The crew froze as he wiped the blood off on his coat
And threw the helmsman ruthlessly overboard.
In defiance of the storm, that kept them anchored for so long, he swore an oath to forfeit right and wring.
Irreverent he cussed loudly: "I will round the cape,
even if I have to sail until doomsday!"
Their petrified facial expressions could tell: their master was like a devil on this floating piece of hell.
There and then he gave the signal of departure.
"Make sail and weigh the hook!"
And so they left the harbor.
Hear the Easter bells tolling through the roaring sound of a rough sea, accompanied by the sight of a ship sailing towards her destiny.
What a spectacle of Blasphemy.
There was no rejoice after his mad choice.
Sails were lost, decks were flooded and lightning turned their ship into a coal-black carcass.
Anxiety replaced vainglory.
The storm died down but a sinister shroud of darkness remained, for daylight came no more.
Floating in unending dusk, adrift on liquid ground.
Months went by and land was never found.
Food supplies putrefied and pestilence broke out.
Suicide became routine, some chose suspension, others jumped and drowned.
The dead were sown in hammocks and disposed of in the sea, buried in a watery grave, after a short ceremony.
The crew froze as he left his cabin with knife and gun, slaughtering what was left of them one by one.
There was an evil murderous glimpse in his eyes.
By the time he was done, the ship was desecrated by death and demise.
Van der Decken lashes himself to the wheel, swearing at Christ: "I shall not yield!"
All at once a new storm rose and lightning struck.

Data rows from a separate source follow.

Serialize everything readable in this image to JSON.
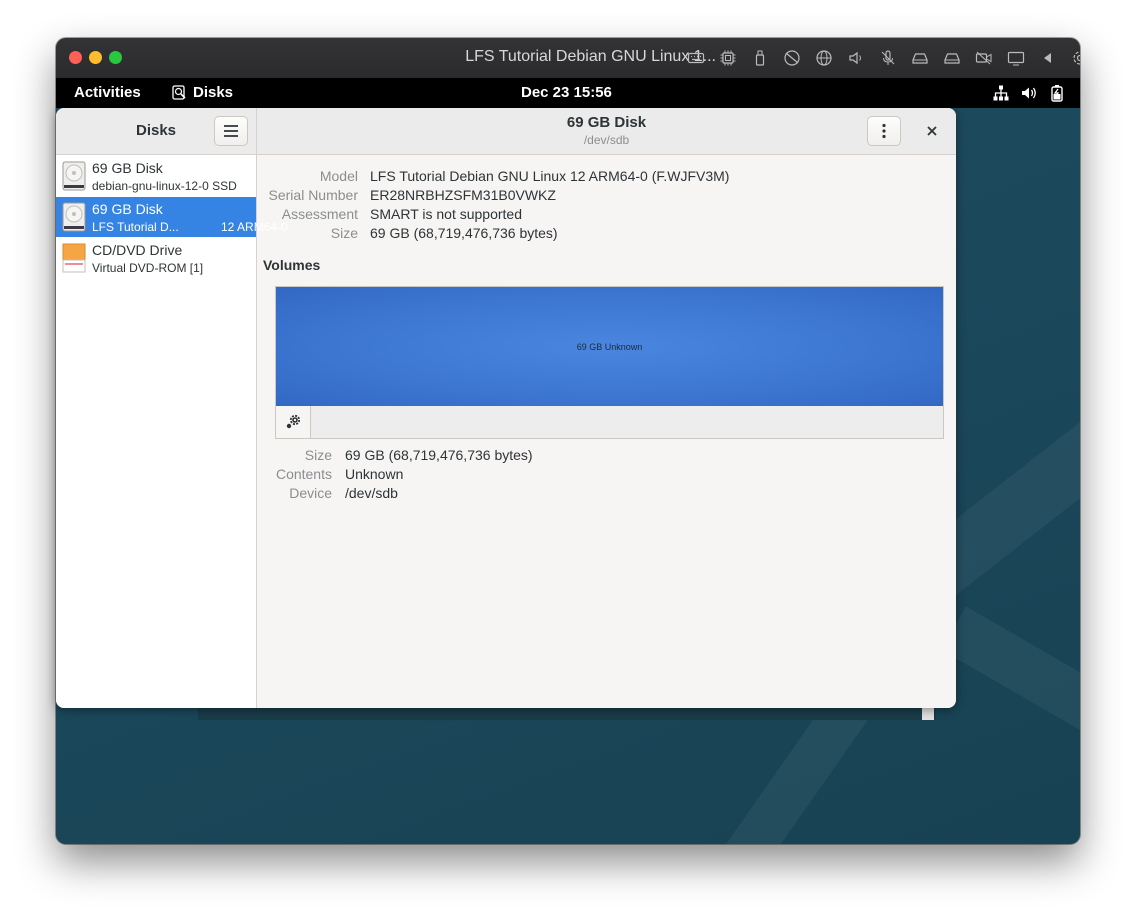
{
  "vm": {
    "title": "LFS Tutorial Debian GNU Linux 1...",
    "toolbar_icons": [
      "keyboard-icon",
      "cpu-icon",
      "usb-icon",
      "network-off-icon",
      "globe-icon",
      "speaker-icon",
      "microphone-off-icon",
      "disk-icon",
      "disk-icon",
      "camera-off-icon",
      "display-icon",
      "back-arrow-icon",
      "settings-icon"
    ]
  },
  "gnome": {
    "activities": "Activities",
    "app_name": "Disks",
    "clock": "Dec 23  15:56",
    "tray_icons": [
      "network-icon",
      "volume-icon",
      "battery-icon"
    ]
  },
  "disks_app": {
    "sidebar_title": "Disks",
    "header_title": "69 GB Disk",
    "header_subtitle": "/dev/sdb",
    "devices": [
      {
        "name": "69 GB Disk",
        "desc": "debian-gnu-linux-12-0 SSD",
        "desc2": "",
        "selected": false,
        "icon": "hard-disk-icon"
      },
      {
        "name": "69 GB Disk",
        "desc": "LFS Tutorial D...",
        "desc2": "12 ARM64-0",
        "selected": true,
        "icon": "hard-disk-icon"
      },
      {
        "name": "CD/DVD Drive",
        "desc": "Virtual DVD-ROM [1]",
        "desc2": "",
        "selected": false,
        "icon": "optical-drive-icon"
      }
    ],
    "drive_info": {
      "model_label": "Model",
      "model": "LFS Tutorial Debian GNU Linux 12 ARM64-0 (F.WJFV3M)",
      "serial_label": "Serial Number",
      "serial": "ER28NRBHZSFM31B0VWKZ",
      "assessment_label": "Assessment",
      "assessment": "SMART is not supported",
      "size_label": "Size",
      "size": "69 GB (68,719,476,736 bytes)"
    },
    "volumes_title": "Volumes",
    "partition_label": "69 GB Unknown",
    "partition_color": "#3c76d1",
    "volume_info": {
      "size_label": "Size",
      "size": "69 GB (68,719,476,736 bytes)",
      "contents_label": "Contents",
      "contents": "Unknown",
      "device_label": "Device",
      "device": "/dev/sdb"
    }
  }
}
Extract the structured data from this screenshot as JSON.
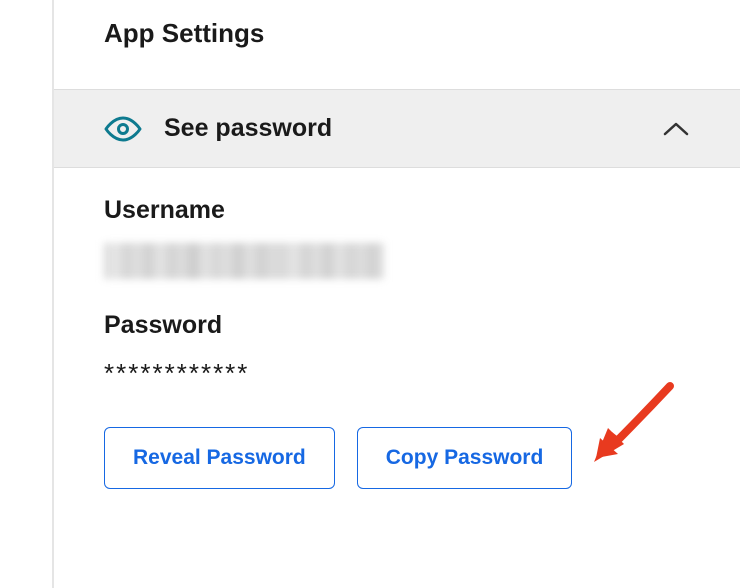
{
  "header": {
    "title": "App Settings"
  },
  "accordion": {
    "title": "See password"
  },
  "fields": {
    "username_label": "Username",
    "password_label": "Password",
    "password_masked": "************"
  },
  "buttons": {
    "reveal": "Reveal Password",
    "copy": "Copy Password"
  },
  "colors": {
    "accent": "#1668e3",
    "eye": "#0d7a8f",
    "arrow": "#e83a1f"
  }
}
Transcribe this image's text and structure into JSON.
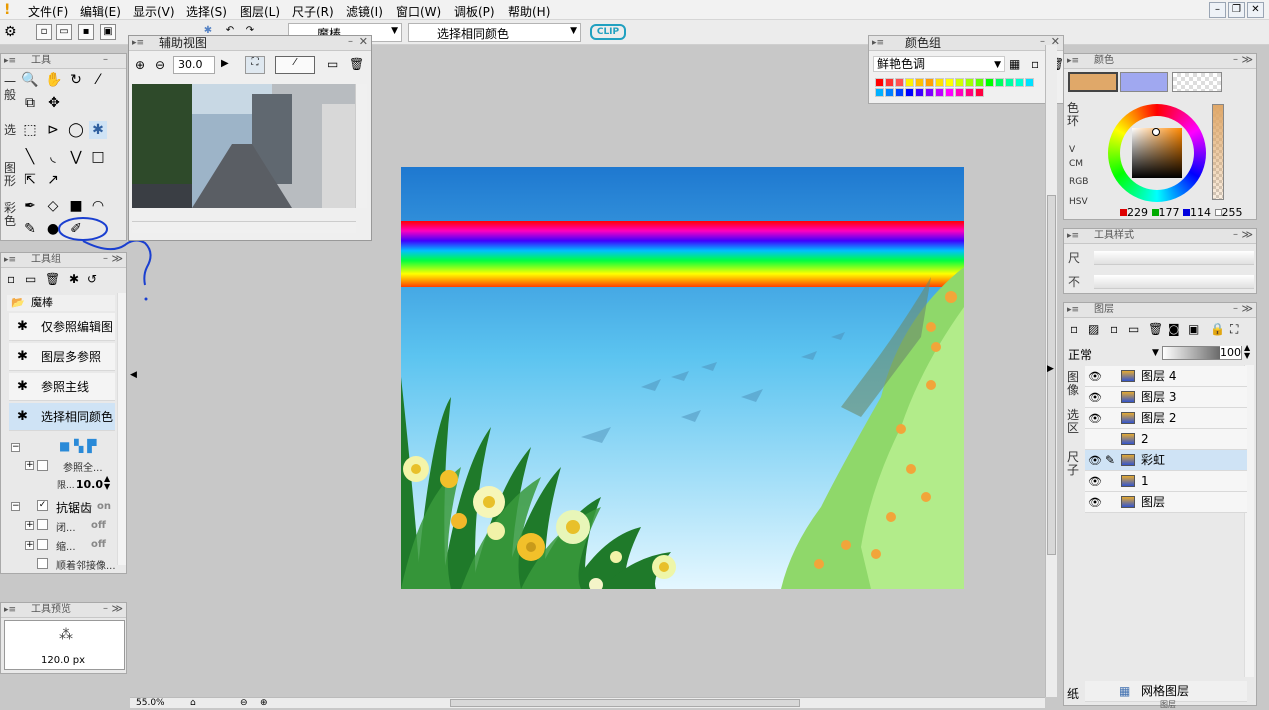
{
  "menu": {
    "items": [
      "文件(F)",
      "编辑(E)",
      "显示(V)",
      "选择(S)",
      "图层(L)",
      "尺子(R)",
      "滤镜(I)",
      "窗口(W)",
      "调板(P)",
      "帮助(H)"
    ]
  },
  "toolbar": {
    "tool_select": "魔棒",
    "mode_select": "选择相同颜色",
    "clip_logo": "CLIP"
  },
  "tools_panel": {
    "title": "工具",
    "side_labels": [
      "一般",
      "选",
      "图形",
      "彩色"
    ]
  },
  "subview": {
    "title": "辅助视图",
    "zoom": "30.0"
  },
  "colorset": {
    "title": "颜色组",
    "set_name": "鲜艳色调",
    "colors": [
      "#ff0000",
      "#ff3030",
      "#ff5050",
      "#fff200",
      "#ffc000",
      "#ffa000",
      "#ffe000",
      "#ffff00",
      "#d0ff00",
      "#a0ff00",
      "#60ff00",
      "#00ff00",
      "#00ff60",
      "#00ffa0",
      "#00ffd0",
      "#00e0ff",
      "#00b0ff",
      "#0080ff",
      "#0040ff",
      "#0000ff",
      "#4000ff",
      "#8000ff",
      "#c000ff",
      "#ff00ff",
      "#ff00c0",
      "#ff0080",
      "#ff0040"
    ]
  },
  "toolgroup": {
    "title": "工具组",
    "folder": "魔棒",
    "tools": [
      "仅参照编辑图",
      "图层多参照",
      "参照主线",
      "选择相同颜色"
    ],
    "props": {
      "ref_label": "参照全...",
      "tolerance_label": "限...",
      "tolerance": "10.0",
      "antialias_label": "抗锯齿",
      "antialias_val": "on",
      "row3_label": "闭...",
      "row3_val": "off",
      "row4_label": "缩...",
      "row4_val": "off",
      "row5_label": "顺着邻接像..."
    }
  },
  "toolpreview": {
    "title": "工具预览",
    "size": "120.0 px"
  },
  "status": {
    "zoom": "55.0%"
  },
  "color_panel": {
    "title": "颜色",
    "ring_label": "色环",
    "side_tabs": [
      "V",
      "CM",
      "RGB",
      "HSV"
    ],
    "main_color": "#e0a869",
    "sub_color": "#a0a8f0",
    "r": "229",
    "g": "177",
    "b": "114",
    "opacity": "255"
  },
  "toolstyle": {
    "title": "工具样式",
    "row1": "尺",
    "row2": "不"
  },
  "layers": {
    "title": "图层",
    "blend": "正常",
    "opacity": "100",
    "side_tabs": [
      "图像",
      "选区",
      "尺子"
    ],
    "items": [
      {
        "name": "图层 4",
        "visible": true,
        "selected": false
      },
      {
        "name": "图层 3",
        "visible": true,
        "selected": false
      },
      {
        "name": "图层 2",
        "visible": true,
        "selected": false
      },
      {
        "name": "2",
        "visible": false,
        "selected": false
      },
      {
        "name": "彩虹",
        "visible": true,
        "selected": true
      },
      {
        "name": "1",
        "visible": true,
        "selected": false
      },
      {
        "name": "图层",
        "visible": true,
        "selected": false
      }
    ],
    "paper_tab": "纸",
    "grid_layer": "网格图层",
    "bottom_label": "图层"
  }
}
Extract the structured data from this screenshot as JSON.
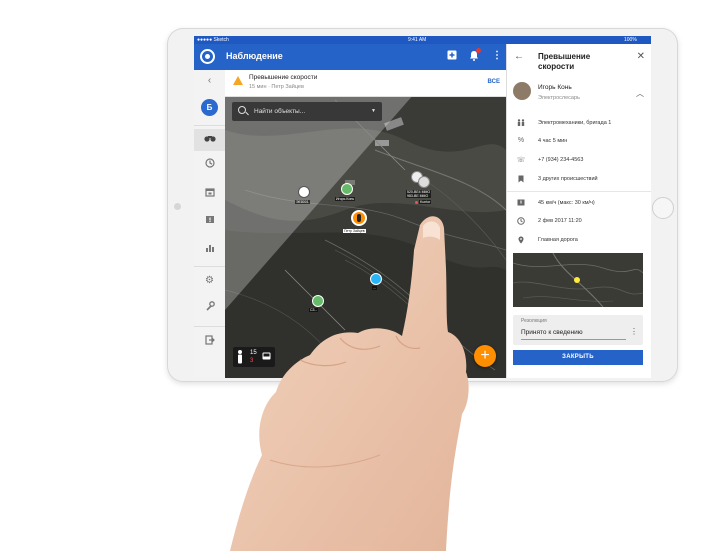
{
  "status_bar": {
    "carrier": "●●●●● Sketch",
    "time": "9:41 AM",
    "battery": "100%"
  },
  "app_bar": {
    "title": "Наблюдение"
  },
  "notification": {
    "title": "Превышение скорости",
    "subtitle": "15 мин · Петр Зайцев",
    "all_label": "ВСЕ"
  },
  "sidebar": {
    "avatar_letter": "Б"
  },
  "search": {
    "placeholder": "Найти объекты..."
  },
  "map_markers": [
    {
      "label": "ЭЕ8001",
      "kind": "truck"
    },
    {
      "label": "Игорь Конь",
      "kind": "person"
    },
    {
      "label": "520-ВЕ4 ММО\n983-ВЕ ММО",
      "kind": "vehicle-cluster"
    },
    {
      "label": "Kuntor",
      "kind": "place"
    },
    {
      "label": "Петр Зайцев",
      "kind": "person-alert"
    },
    {
      "label": "С3...",
      "kind": "vehicle"
    },
    {
      "label": "...",
      "kind": "vehicle"
    },
    {
      "label": "420-540 ММО",
      "kind": "vehicle"
    }
  ],
  "counter": {
    "people_total": "15",
    "people_alert": "3"
  },
  "panel": {
    "title": "Превышение скорости",
    "user_name": "Игорь Конь",
    "user_role": "Электрослесарь",
    "team": "Электромеханики, бригада 1",
    "duration": "4 час 5 мин",
    "phone": "+7 (934) 234-4563",
    "other_incidents": "3 других происшествий",
    "speed": "45 км/ч (макс: 30 км/ч)",
    "datetime": "2 фев 2017 11:20",
    "location": "Главная дорога",
    "resolution_label": "Резолюция",
    "resolution_value": "Принято к сведению",
    "close_label": "ЗАКРЫТЬ"
  },
  "colors": {
    "primary": "#2563c9",
    "accent": "#ff8f00",
    "warning": "#f5a623",
    "marker_green": "#66bb6a",
    "marker_blue": "#29b6f6"
  }
}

The top mast broke off, impaling him, a shard of the crest piercing his chest, in a standing position nailed to the deck.
And so a man dies, and a ghost resurrects.